Museum of spatial experience
Karolin Schmidbaur, Christoph Opperer, Martin Zangerl
Brunner Paula, Erlacher Samuel, Gotzel Anton, Hoyer Jonas, Kaser Felix, Kotte Amelie, Lamp Theresa, Langer Annika, Marzelli Leonhard, Meixner Sina, Platzgummer Valentin, Pramstaller Mario
In structural engineering we are particularly interested in the relationship between space (form), material and technology. We connect traditions of design, construction, and craft with the changing conditions of our changing world, such as new tools, materials, processes, and technologies; growing ways of describing and experiencing the world; and new models of thought that underlie how we think, feel, and act.
Seeing architecture as embedded in human culture lets us explore where things come from, become aware of their origin or beginning. In this awareness and continuing connection with new perspectives and possibilities, potential for development emerges.
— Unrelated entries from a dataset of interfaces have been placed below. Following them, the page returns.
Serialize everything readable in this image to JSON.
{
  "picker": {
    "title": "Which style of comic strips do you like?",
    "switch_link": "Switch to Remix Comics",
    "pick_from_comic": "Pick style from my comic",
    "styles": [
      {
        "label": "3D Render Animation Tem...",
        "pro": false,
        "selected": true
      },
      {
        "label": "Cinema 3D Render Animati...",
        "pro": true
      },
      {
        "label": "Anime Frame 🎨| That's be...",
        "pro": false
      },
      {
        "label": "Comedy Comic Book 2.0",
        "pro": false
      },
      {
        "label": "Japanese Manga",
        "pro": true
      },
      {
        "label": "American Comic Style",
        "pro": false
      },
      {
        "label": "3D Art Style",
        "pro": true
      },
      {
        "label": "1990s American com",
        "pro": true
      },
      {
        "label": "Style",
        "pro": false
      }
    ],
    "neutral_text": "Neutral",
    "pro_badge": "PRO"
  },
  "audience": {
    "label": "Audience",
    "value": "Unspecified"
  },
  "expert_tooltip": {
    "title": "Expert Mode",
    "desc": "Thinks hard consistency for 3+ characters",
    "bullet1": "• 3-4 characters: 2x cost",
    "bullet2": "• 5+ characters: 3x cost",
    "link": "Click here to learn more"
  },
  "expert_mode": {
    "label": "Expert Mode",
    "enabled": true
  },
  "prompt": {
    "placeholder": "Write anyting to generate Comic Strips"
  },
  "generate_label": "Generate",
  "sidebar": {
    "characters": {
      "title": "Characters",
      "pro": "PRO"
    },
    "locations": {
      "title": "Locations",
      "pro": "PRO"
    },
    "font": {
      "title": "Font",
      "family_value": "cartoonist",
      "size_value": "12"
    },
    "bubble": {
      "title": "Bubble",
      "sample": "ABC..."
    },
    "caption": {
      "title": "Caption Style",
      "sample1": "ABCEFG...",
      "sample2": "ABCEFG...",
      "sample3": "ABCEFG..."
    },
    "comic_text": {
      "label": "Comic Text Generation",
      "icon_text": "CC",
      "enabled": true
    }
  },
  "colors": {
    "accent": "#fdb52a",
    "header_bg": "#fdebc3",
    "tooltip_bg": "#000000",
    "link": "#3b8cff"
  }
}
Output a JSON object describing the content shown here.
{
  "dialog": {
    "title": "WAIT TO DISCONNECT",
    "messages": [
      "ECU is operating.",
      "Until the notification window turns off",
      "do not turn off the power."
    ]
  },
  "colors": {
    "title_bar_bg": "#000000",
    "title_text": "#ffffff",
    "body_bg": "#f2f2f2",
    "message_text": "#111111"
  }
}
Inside and outside of conventions, architecture is “inside” and also “outside of this world”.
The term “Raum(ver)bindungen” as the theme of the semester’s design can be read in several ways: We are interested in the topic of connections in a constructive sense, i.e. the joining logic between material components and their context, the question of internal and external forces, and on the other hand spatially in the sense of the question of the possibilities of transition between spatial components or zones, of couplings, thresholds, interstices, aggregates, transitions, overlays, transparencies, blurring, etc.
The starting point of our investigations are classical wooden connections, which are analyzed and contextualized in a first step with regard to their geometry, connection logic, material properties, functionality, and architectural as well as cultural background.
In drawing and model analyses of both analog and digital models, we work out the inherent inner and outer logic of the connection of its usually two components, first constructively, then translated into spatial concepts, and begin to transform them step by step into an extended architectural system of relationships and spatial concept. What happens in the gradual unfolding and expansion of the knot, in possible interstices, accretions, transformations? What happens when body/mass is resolved into planes, lines, or aggregates of points?
Gradually we move away from the clear-cut, simple geometries and logics of wood connections and their material, spatial, and formal boundaries to complex, multidimensional spatial and material assemblages of varying scales that shift or dissolve boundaries and translate them into qualities of transition, exchange, and interaction.